6.Tax – is the road tax cheaper?

EVs carry the lowest road tax. They are cheap to run after initial purchase… unless you have to replace the battery outside of warranty (see No. 9).

7. Maintenance – do they have to go to a special mechanic if something goes wrong?

Yes, you must go to trained mechanics for service and repairs as battery and hybrid cars have powertrains which are quite different from a conventional car. The garages, which sell electric cars, will have the highly-trained mechanics and technicians which your car requires.

8. Do the tyres and brakes wear more?

One of the wonders of electric cars is regenerative braking. When you hit the brakes in an electric car, the computers on the car actually tell the electric motors to capture the energy of the car as it slows down and recharge the battery. So, it’s quite likely that you don’t use the actual brakes at all. This saves a lot in term of wear and tear on brakes, and creates free energy for the battery! No matter what car you drive, it’s important that the brakes are at the correct pressure. If the tyre is under-pressured, then you’ll end up using excess fuel. If the tyre is over-pressured, you’ll have a bumpy ride. Driving at the wrong tyre pressure is also dangerous.

9.What about battery replacement costs?

This can be expensive for a battery or hybrid electric car.

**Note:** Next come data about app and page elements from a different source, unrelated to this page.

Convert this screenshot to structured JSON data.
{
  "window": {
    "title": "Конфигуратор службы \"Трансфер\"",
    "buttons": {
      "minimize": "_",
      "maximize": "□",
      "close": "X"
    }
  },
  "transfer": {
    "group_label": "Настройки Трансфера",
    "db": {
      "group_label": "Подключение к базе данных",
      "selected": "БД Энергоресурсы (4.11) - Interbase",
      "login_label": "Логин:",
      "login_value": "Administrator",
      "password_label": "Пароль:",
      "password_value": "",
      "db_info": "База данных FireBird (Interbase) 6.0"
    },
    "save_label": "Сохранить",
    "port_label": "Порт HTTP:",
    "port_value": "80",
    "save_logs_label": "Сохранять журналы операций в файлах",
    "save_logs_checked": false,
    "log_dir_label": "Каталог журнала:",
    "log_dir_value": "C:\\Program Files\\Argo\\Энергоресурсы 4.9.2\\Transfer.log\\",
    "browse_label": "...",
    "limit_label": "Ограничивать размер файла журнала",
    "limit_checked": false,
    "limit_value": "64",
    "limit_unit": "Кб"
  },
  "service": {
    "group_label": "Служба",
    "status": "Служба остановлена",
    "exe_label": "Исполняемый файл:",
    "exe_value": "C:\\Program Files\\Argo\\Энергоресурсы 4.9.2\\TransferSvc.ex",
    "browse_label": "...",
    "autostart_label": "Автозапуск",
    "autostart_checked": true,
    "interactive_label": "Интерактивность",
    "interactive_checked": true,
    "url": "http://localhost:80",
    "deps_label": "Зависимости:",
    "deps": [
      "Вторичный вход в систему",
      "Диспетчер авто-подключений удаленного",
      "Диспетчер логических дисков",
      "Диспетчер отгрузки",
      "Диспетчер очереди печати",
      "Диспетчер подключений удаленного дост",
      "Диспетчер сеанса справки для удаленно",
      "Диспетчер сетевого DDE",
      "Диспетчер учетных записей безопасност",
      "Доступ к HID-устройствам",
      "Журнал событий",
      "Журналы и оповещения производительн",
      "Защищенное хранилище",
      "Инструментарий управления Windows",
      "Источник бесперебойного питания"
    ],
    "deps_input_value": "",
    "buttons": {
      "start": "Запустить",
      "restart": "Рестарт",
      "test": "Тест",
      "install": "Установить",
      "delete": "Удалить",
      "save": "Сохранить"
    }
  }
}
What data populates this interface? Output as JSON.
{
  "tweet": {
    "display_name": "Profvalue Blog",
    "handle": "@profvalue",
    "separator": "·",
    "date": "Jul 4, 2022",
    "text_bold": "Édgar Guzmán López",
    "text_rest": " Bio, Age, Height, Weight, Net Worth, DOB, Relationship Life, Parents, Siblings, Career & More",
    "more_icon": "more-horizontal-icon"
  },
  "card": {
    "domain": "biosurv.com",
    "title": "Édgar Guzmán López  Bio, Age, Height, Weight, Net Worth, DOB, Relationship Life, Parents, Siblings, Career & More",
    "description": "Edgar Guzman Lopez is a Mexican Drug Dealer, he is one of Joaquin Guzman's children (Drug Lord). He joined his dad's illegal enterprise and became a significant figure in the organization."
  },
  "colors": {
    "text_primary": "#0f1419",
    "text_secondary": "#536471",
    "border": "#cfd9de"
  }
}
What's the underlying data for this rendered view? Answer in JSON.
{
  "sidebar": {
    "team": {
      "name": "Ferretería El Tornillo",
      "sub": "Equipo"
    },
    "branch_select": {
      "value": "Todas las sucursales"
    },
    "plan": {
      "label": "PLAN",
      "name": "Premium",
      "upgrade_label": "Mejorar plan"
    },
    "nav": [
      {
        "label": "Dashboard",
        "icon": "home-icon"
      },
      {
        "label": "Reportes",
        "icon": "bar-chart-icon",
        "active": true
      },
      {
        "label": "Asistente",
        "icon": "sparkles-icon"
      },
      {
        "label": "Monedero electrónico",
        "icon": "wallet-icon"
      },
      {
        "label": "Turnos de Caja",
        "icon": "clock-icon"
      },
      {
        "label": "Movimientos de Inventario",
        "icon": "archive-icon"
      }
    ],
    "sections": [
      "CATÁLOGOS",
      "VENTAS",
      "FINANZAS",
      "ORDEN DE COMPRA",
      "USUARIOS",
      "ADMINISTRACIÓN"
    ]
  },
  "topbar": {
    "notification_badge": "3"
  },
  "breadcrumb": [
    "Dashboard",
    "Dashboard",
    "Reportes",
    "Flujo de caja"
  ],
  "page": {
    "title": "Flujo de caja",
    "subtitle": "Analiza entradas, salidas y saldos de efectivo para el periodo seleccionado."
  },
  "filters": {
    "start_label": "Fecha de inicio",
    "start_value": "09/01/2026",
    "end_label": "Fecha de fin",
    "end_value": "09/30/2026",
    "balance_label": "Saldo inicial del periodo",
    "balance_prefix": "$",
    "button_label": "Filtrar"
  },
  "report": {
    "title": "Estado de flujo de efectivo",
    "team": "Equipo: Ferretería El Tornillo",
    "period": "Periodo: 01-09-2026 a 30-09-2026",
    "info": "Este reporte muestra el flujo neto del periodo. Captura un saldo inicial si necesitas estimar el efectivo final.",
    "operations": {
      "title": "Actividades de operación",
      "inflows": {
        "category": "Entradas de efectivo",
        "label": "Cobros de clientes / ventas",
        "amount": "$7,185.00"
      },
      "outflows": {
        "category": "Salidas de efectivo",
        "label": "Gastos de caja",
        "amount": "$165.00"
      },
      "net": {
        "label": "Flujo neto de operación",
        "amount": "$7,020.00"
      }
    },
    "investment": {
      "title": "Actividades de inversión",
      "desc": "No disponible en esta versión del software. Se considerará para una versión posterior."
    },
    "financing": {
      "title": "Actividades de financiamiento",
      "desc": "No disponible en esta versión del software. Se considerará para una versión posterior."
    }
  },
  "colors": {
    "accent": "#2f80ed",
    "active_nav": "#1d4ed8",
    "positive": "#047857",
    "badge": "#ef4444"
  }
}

In general, the batteries are warranteed for 8 to 10 years. This may lead to the need to replace the battery as the car itself can last for 12 to 16 years. While battery replacement is likely the best environmental option, it will raise the overall cost of ownership of the vehicle, and also drop the resale value of older vehicles.

10.What comes next for technology?

We will likely be seeing hydrogen fuel-cell EVs in Ireland in the next decade. These vehicles will run like an electric car but are powered by compressed hydrogen instead of a large battery. The big truck or bus running a long distance on hydrogen will have one emission from the exhaust pipe – water vapour!

11. Why is there a No. 11- it was just supposed to be ten things?

Well, it turns out that the volume on a Tesla audio system goes to 11. This feature is a tribute by Elon Musk to the spoof rock movie Spinal Tap.